VW Community Organization Engagement PolicyView
The United Auto Workers local in Chattanooga has met a level of support that for the first time will enable it to start biweekly face-to-face meetings with Volkswagen officials at the factory.
VW said Monday that UAW Local 42 has signed up at least 45 percent of the plant's rank-and-file workforce, a number verified by an independent auditor hired by the automaker. The number triggers new rights for the union, giving the UAW its strongest foothold yet in the Chattanooga plant.
The next step is to have VW officially recognize the UAW, said Gary Casteel, the union's secretary-treasurer.
"In the initial conversations, the local union will remind human resources and the Chattanooga Executive Committee of the mutually agreed-upon commitments that were made by Volkswagen and the UAW last spring in Germany. Among those commitments -- Volkswagen will recognize the UAW as the representative of our members," he said.
Casteel said UAW officials think Volkswagen "made this commitment in good faith and we believe the company will honor this commitment."
However, a rival group seeking VW's recognition said the automaker appears to be picking sides and favoring the UAW, and the company may be violating the National Labor Relations Act.
"A company can't give improper benefits to a union," said Chattanooga attorney Maury Nicely, who is working with the American Council of Employees. "In a situation like this with competing labor organizations, the company has to be careful not to give out a benefit that is unduly advantageous to one side or another."
ACE has sent a letter to Christian Koch, who heads VW's operations in Chattanooga, expressing its concerns over what it called "the unfair implementation" of a new community organization engagement policy unveiled about a month ago. The policy set guidelines for dialogue between the company and labor groups.
VW said in a statement Monday that the company will reach out to the UAW in the near future to start the discussion about the opportunities available to it under the policy.
The automaker said the UAW has reached the highest of three membership levels by gaining the signatures of at least 45 percent of the plant's eligible work force. It said the union can meet biweekly with the plant's executive committee and human resources office.
Also, the UAW can reserve and utilize on-site locations for meetings on nonwork time with staff and/or employees as reasonably needed, according to VW.
Casteel said UAW officials appreciated VW's timely response in verifying the membership level, which he stated exceeds a majority of workers at the plant. The UAW submitted its names a few weeks ago.
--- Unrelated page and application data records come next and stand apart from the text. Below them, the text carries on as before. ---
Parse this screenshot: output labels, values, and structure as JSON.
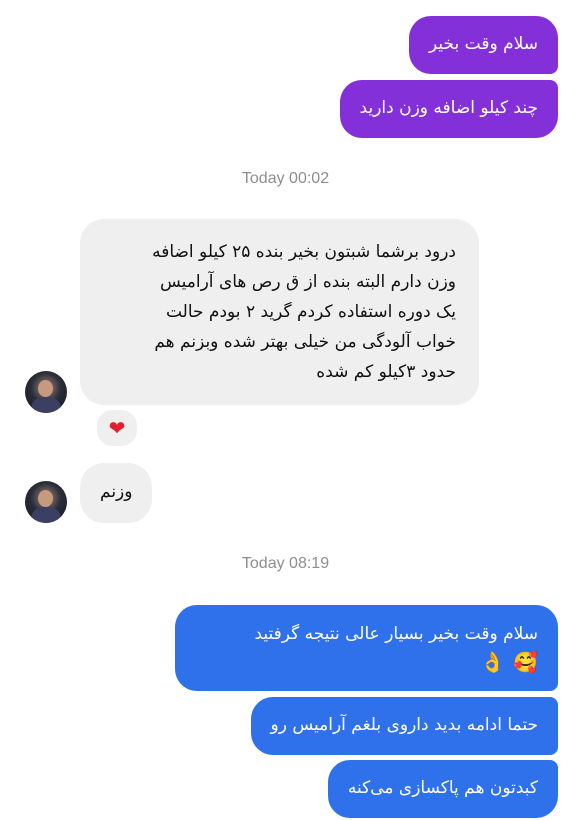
{
  "messages": {
    "sent_1": "سلام وقت بخیر",
    "sent_2": "چند کیلو اضافه وزن دارید",
    "timestamp_1": "Today 00:02",
    "received_1_lines": [
      "درود برشما شبتون بخیر بنده ۲۵ کیلو اضافه",
      "وزن دارم البته بنده از ق رص های آرامیس",
      "یک دوره استفاده کردم گرید ۲ بودم حالت",
      "خواب آلودگی من خیلی بهتر شده وبزنم هم",
      "حدود ۳کیلو کم شده"
    ],
    "reaction": "❤",
    "received_2": "وزنم",
    "timestamp_2": "Today 08:19",
    "sent_3": "سلام وقت بخیر بسیار عالی نتیجه گرفتید",
    "sent_3_emojis": [
      "🥰",
      "👌"
    ],
    "sent_4": "حتما ادامه بدید داروی بلغم آرامیس رو",
    "sent_5": "کبدتون هم پاکسازی می‌کنه"
  },
  "colors": {
    "sent_purple": "#8430d9",
    "sent_blue": "#2e71ea",
    "received_gray": "#efefef",
    "timestamp": "#8e8e8e",
    "heart": "#e0202f"
  }
}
"Looking ahead, a cornerstone of Volkswagen's business model is employee representation and participation in the Global Group Works Council," Casteel said. "Until now, Chattanooga has been the only plant not represented on the Global Group Works Council. Chattanooga finally takes part in the Volkswagen philosophy and culture."
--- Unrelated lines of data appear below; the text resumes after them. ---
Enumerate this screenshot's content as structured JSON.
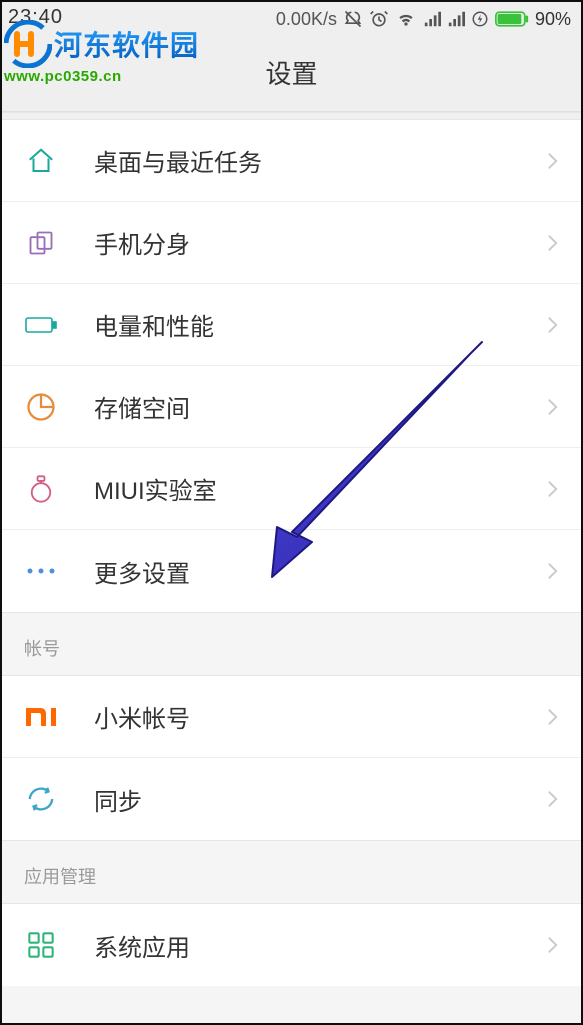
{
  "status_bar": {
    "time": "23:40",
    "net_speed": "0.00K/s",
    "battery_pct": "90%"
  },
  "watermark": {
    "title": "河东软件园",
    "url": "www.pc0359.cn"
  },
  "header": {
    "title": "设置"
  },
  "groups": [
    {
      "header": null,
      "items": [
        {
          "icon": "home",
          "label": "桌面与最近任务"
        },
        {
          "icon": "clone",
          "label": "手机分身"
        },
        {
          "icon": "battery",
          "label": "电量和性能"
        },
        {
          "icon": "storage",
          "label": "存储空间"
        },
        {
          "icon": "lab",
          "label": "MIUI实验室"
        },
        {
          "icon": "more",
          "label": "更多设置"
        }
      ]
    },
    {
      "header": "帐号",
      "items": [
        {
          "icon": "mi",
          "label": "小米帐号"
        },
        {
          "icon": "sync",
          "label": "同步"
        }
      ]
    },
    {
      "header": "应用管理",
      "items": [
        {
          "icon": "apps",
          "label": "系统应用"
        }
      ]
    }
  ],
  "annotation": {
    "arrow_color": "#3a34c9",
    "target_item": "更多设置"
  }
}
He said the local union will present the plant management with a September letter of intent in which the VW Global Group Works Council expressed its desire for the factory to be a UAW-represented facility.
"With this in mind, we will be working toward the process of collective bargaining with the company," Casteel said.
Mike Cantrell, the local's president and a VW employee, said his primary purpose is to gain recognition from VW.
"That's the goal ... so we can start bargaining," he said.
Cantrell said he plans to have meetings with his members, get their concerns and take those forward.
In terms of discussing money with VW officials, he said that's not something he assumes will be one of the topics. But, Cantrell said, that may come up under collective bargaining.
Sean Moss, ACE's interim president and a VW worker, said the automaker is moving forward with a process that's not fair to ACE, citing the verification of "invalid signatures," including those that were obtained by the UAW before the policy's announcement.
"Authorization cards which predate the policy could not have been obtained by the UAW as support for engagement under the terms of that policy," said Moss. He said only cards that were signed after the implementation of the policy should be allowed.
He said if outdated or revoked authorization cards are allowed to count, "the natural conclusion would be that members of VW management and the UAW have been colluding to undermine the voice of the majority of VW-Chattanooga employees."
In February, the UAW lost a vote to organize the plant's workers by 712 to 626.
Nicely said VW has refused to provide ACE with a basic list of those employees eligible for representation under the policy, something it provided to the UAW long ago.
Cantrell said both groups have gotten the same opportunity under VW's new policy.
"We learned the same requirements at the same time," he said. "I had to find out what was required. We went by the guidelines. We submitted the information in the proper order it was to be submitted."
Nicely said he believes VW would have to wait a year from last February's election to provide recognition to the UAW.
"Recognition means you're the exclusive representative of employees. No other entity can act as their representative," he said.
Nicely wouldn't say how many members ACE has or when it might submit names to VW for verification.
"We continue to get cards," he said. Nicely said a group can submit names only once every six months, and there's a discussion about whether ACE should try to get all the names it can before it makes a submission.
Contact Mike Pare at email@example.com or 423-757-6318.